=== Task prompt ===
Copy each entry precisely as written, and do not carry over the pictures.

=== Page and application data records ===

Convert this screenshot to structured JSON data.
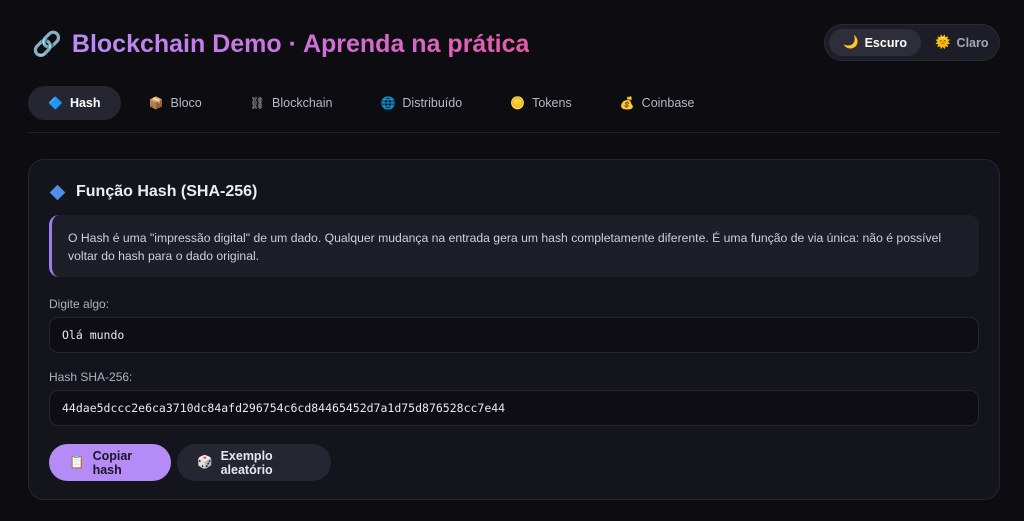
{
  "app": {
    "title": "Blockchain Demo · Aprenda na prática",
    "title_icon": "🔗"
  },
  "theme": {
    "options": [
      {
        "icon": "🌙",
        "label": "Escuro",
        "active": true
      },
      {
        "icon": "🌞",
        "label": "Claro",
        "active": false
      }
    ]
  },
  "tabs": [
    {
      "icon": "🔷",
      "label": "Hash",
      "active": true
    },
    {
      "icon": "📦",
      "label": "Bloco",
      "active": false
    },
    {
      "icon": "⛓",
      "label": "Blockchain",
      "active": false
    },
    {
      "icon": "🌐",
      "label": "Distribuído",
      "active": false
    },
    {
      "icon": "🪙",
      "label": "Tokens",
      "active": false
    },
    {
      "icon": "💰",
      "label": "Coinbase",
      "active": false
    }
  ],
  "card": {
    "title": "Função Hash (SHA-256)",
    "description": "O Hash é uma \"impressão digital\" de um dado. Qualquer mudança na entrada gera um hash completamente diferente. É uma função de via única: não é possível voltar do hash para o dado original.",
    "input_label": "Digite algo:",
    "input_value": "Olá mundo",
    "hash_label": "Hash SHA-256:",
    "hash_value": "44dae5dccc2e6ca3710dc84afd296754c6cd84465452d7a1d75d876528cc7e44",
    "copy_button": {
      "icon": "📋",
      "label": "Copiar hash"
    },
    "random_button": {
      "icon": "🎲",
      "label": "Exemplo aleatório"
    }
  },
  "colors": {
    "background": "#0c0c11",
    "card": "#14141c",
    "accent": "#b58cf5",
    "title_gradient_end": "#e65aa6"
  }
}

=== Your response ===
Convert this screenshot to structured JSON data.
{
  "app": {
    "title": "Blockchain Demo · Aprenda na prática",
    "title_icon": "🔗"
  },
  "theme": {
    "options": [
      {
        "icon": "🌙",
        "label": "Escuro",
        "active": true
      },
      {
        "icon": "🌞",
        "label": "Claro",
        "active": false
      }
    ]
  },
  "tabs": [
    {
      "icon": "🔷",
      "label": "Hash",
      "active": true
    },
    {
      "icon": "📦",
      "label": "Bloco",
      "active": false
    },
    {
      "icon": "⛓",
      "label": "Blockchain",
      "active": false
    },
    {
      "icon": "🌐",
      "label": "Distribuído",
      "active": false
    },
    {
      "icon": "🪙",
      "label": "Tokens",
      "active": false
    },
    {
      "icon": "💰",
      "label": "Coinbase",
      "active": false
    }
  ],
  "card": {
    "title": "Função Hash (SHA-256)",
    "description": "O Hash é uma \"impressão digital\" de um dado. Qualquer mudança na entrada gera um hash completamente diferente. É uma função de via única: não é possível voltar do hash para o dado original.",
    "input_label": "Digite algo:",
    "input_value": "Olá mundo",
    "hash_label": "Hash SHA-256:",
    "hash_value": "44dae5dccc2e6ca3710dc84afd296754c6cd84465452d7a1d75d876528cc7e44",
    "copy_button": {
      "icon": "📋",
      "label": "Copiar hash"
    },
    "random_button": {
      "icon": "🎲",
      "label": "Exemplo aleatório"
    }
  },
  "colors": {
    "background": "#0c0c11",
    "card": "#14141c",
    "accent": "#b58cf5",
    "title_gradient_end": "#e65aa6"
  }
}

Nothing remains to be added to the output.